━━ DATA FOR PROCESSING ━━

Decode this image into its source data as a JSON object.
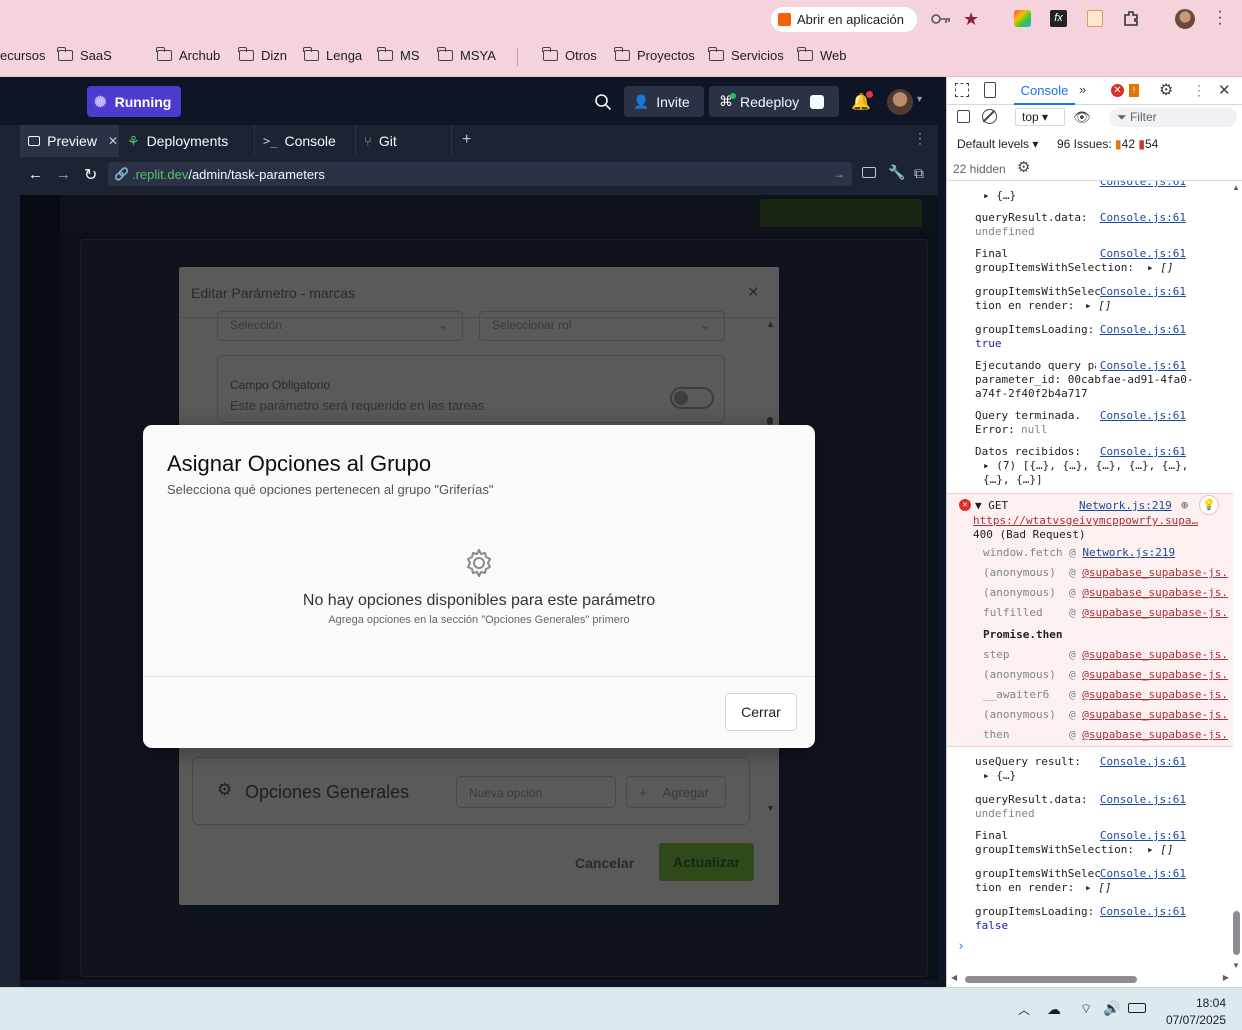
{
  "chrome": {
    "open_in_app": "Abrir en aplicación",
    "bookmarks": [
      "ecursos",
      "SaaS",
      "Archub",
      "Dizn",
      "Lenga",
      "MS",
      "MSYA",
      "Otros",
      "Proyectos",
      "Servicios",
      "Web"
    ]
  },
  "replit": {
    "status": "Running",
    "invite": "Invite",
    "redeploy": "Redeploy",
    "tabs": [
      "Preview",
      "Deployments",
      "Console",
      "Git"
    ],
    "url_host": ".replit.dev",
    "url_path": "/admin/task-parameters"
  },
  "edit_modal": {
    "title": "Editar Parámetro - marcas",
    "select1": "Selección",
    "select2": "Seleccionar rol",
    "required_label": "Campo Obligatorio",
    "required_desc": "Este parámetro será requerido en las tareas",
    "general_options": "Opciones Generales",
    "new_option_placeholder": "Nueva opción",
    "add": "Agregar",
    "cancel": "Cancelar",
    "update": "Actualizar"
  },
  "dialog": {
    "title": "Asignar Opciones al Grupo",
    "subtitle": "Selecciona qué opciones pertenecen al grupo \"Griferías\"",
    "empty_title": "No hay opciones disponibles para este parámetro",
    "empty_hint": "Agrega opciones en la sección \"Opciones Generales\" primero",
    "close": "Cerrar"
  },
  "devtools": {
    "tab": "Console",
    "context": "top",
    "filter_placeholder": "Filter",
    "default_levels": "Default levels",
    "issues_label": "96 Issues:",
    "issues_warn": "42",
    "issues_info": "54",
    "hidden": "22 hidden",
    "src_console": "Console.js:61",
    "src_network": "Network.js:219",
    "logs_top": [
      {
        "text": "queryResult.data:",
        "sub": "undefined"
      },
      {
        "text": "Final groupItemsWithSelection:",
        "sub": "▸ []"
      },
      {
        "text": "groupItemsWithSelection en render:",
        "sub": "▸ []"
      },
      {
        "text": "groupItemsLoading:",
        "sub": "true"
      },
      {
        "text": "Ejecutando query para parameter_id: 00cabfae-ad91-4fa0-a74f-2f40f2b4a717",
        "sub": ""
      },
      {
        "text": "Query terminada. Error:",
        "sub": "null"
      },
      {
        "text": "Datos recibidos:",
        "sub": "▸ (7) [{…}, {…}, {…}, {…}, {…}, {…}, {…}]"
      }
    ],
    "error": {
      "method": "▼ GET",
      "url": "https://wtatvsgeivymcppowrfy.supa…",
      "status": "400 (Bad Request)",
      "stack": [
        {
          "fn": "window.fetch",
          "at": "Network.js:219"
        },
        {
          "fn": "(anonymous)",
          "at": "@supabase_supabase-js."
        },
        {
          "fn": "(anonymous)",
          "at": "@supabase_supabase-js."
        },
        {
          "fn": "fulfilled",
          "at": "@supabase_supabase-js."
        },
        {
          "fn": "Promise.then",
          "at": ""
        },
        {
          "fn": "step",
          "at": "@supabase_supabase-js."
        },
        {
          "fn": "(anonymous)",
          "at": "@supabase_supabase-js."
        },
        {
          "fn": "__awaiter6",
          "at": "@supabase_supabase-js."
        },
        {
          "fn": "(anonymous)",
          "at": "@supabase_supabase-js."
        },
        {
          "fn": "then",
          "at": "@supabase_supabase-js."
        }
      ]
    },
    "logs_bottom": [
      {
        "text": "useQuery result:",
        "sub": "▸ {…}"
      },
      {
        "text": "queryResult.data:",
        "sub": "undefined"
      },
      {
        "text": "Final groupItemsWithSelection:",
        "sub": "▸ []"
      },
      {
        "text": "groupItemsWithSelection en render:",
        "sub": "▸ []"
      },
      {
        "text": "groupItemsLoading:",
        "sub": "false"
      }
    ],
    "partial_top": "▸ {…}"
  },
  "taskbar": {
    "time": "18:04",
    "date": "07/07/2025"
  }
}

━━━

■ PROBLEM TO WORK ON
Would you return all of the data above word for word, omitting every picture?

■ ANSWER SPACE
Decode this image into its source data as a JSON object.
{
  "chrome": {
    "open_in_app": "Abrir en aplicación",
    "bookmarks": [
      "ecursos",
      "SaaS",
      "Archub",
      "Dizn",
      "Lenga",
      "MS",
      "MSYA",
      "Otros",
      "Proyectos",
      "Servicios",
      "Web"
    ]
  },
  "replit": {
    "status": "Running",
    "invite": "Invite",
    "redeploy": "Redeploy",
    "tabs": [
      "Preview",
      "Deployments",
      "Console",
      "Git"
    ],
    "url_host": ".replit.dev",
    "url_path": "/admin/task-parameters"
  },
  "edit_modal": {
    "title": "Editar Parámetro - marcas",
    "select1": "Selección",
    "select2": "Seleccionar rol",
    "required_label": "Campo Obligatorio",
    "required_desc": "Este parámetro será requerido en las tareas",
    "general_options": "Opciones Generales",
    "new_option_placeholder": "Nueva opción",
    "add": "Agregar",
    "cancel": "Cancelar",
    "update": "Actualizar"
  },
  "dialog": {
    "title": "Asignar Opciones al Grupo",
    "subtitle": "Selecciona qué opciones pertenecen al grupo \"Griferías\"",
    "empty_title": "No hay opciones disponibles para este parámetro",
    "empty_hint": "Agrega opciones en la sección \"Opciones Generales\" primero",
    "close": "Cerrar"
  },
  "devtools": {
    "tab": "Console",
    "context": "top",
    "filter_placeholder": "Filter",
    "default_levels": "Default levels",
    "issues_label": "96 Issues:",
    "issues_warn": "42",
    "issues_info": "54",
    "hidden": "22 hidden",
    "src_console": "Console.js:61",
    "src_network": "Network.js:219",
    "logs_top": [
      {
        "text": "queryResult.data:",
        "sub": "undefined"
      },
      {
        "text": "Final groupItemsWithSelection:",
        "sub": "▸ []"
      },
      {
        "text": "groupItemsWithSelection en render:",
        "sub": "▸ []"
      },
      {
        "text": "groupItemsLoading:",
        "sub": "true"
      },
      {
        "text": "Ejecutando query para parameter_id: 00cabfae-ad91-4fa0-a74f-2f40f2b4a717",
        "sub": ""
      },
      {
        "text": "Query terminada. Error:",
        "sub": "null"
      },
      {
        "text": "Datos recibidos:",
        "sub": "▸ (7) [{…}, {…}, {…}, {…}, {…}, {…}, {…}]"
      }
    ],
    "error": {
      "method": "▼ GET",
      "url": "https://wtatvsgeivymcppowrfy.supa…",
      "status": "400 (Bad Request)",
      "stack": [
        {
          "fn": "window.fetch",
          "at": "Network.js:219"
        },
        {
          "fn": "(anonymous)",
          "at": "@supabase_supabase-js."
        },
        {
          "fn": "(anonymous)",
          "at": "@supabase_supabase-js."
        },
        {
          "fn": "fulfilled",
          "at": "@supabase_supabase-js."
        },
        {
          "fn": "Promise.then",
          "at": ""
        },
        {
          "fn": "step",
          "at": "@supabase_supabase-js."
        },
        {
          "fn": "(anonymous)",
          "at": "@supabase_supabase-js."
        },
        {
          "fn": "__awaiter6",
          "at": "@supabase_supabase-js."
        },
        {
          "fn": "(anonymous)",
          "at": "@supabase_supabase-js."
        },
        {
          "fn": "then",
          "at": "@supabase_supabase-js."
        }
      ]
    },
    "logs_bottom": [
      {
        "text": "useQuery result:",
        "sub": "▸ {…}"
      },
      {
        "text": "queryResult.data:",
        "sub": "undefined"
      },
      {
        "text": "Final groupItemsWithSelection:",
        "sub": "▸ []"
      },
      {
        "text": "groupItemsWithSelection en render:",
        "sub": "▸ []"
      },
      {
        "text": "groupItemsLoading:",
        "sub": "false"
      }
    ],
    "partial_top": "▸ {…}"
  },
  "taskbar": {
    "time": "18:04",
    "date": "07/07/2025"
  }
}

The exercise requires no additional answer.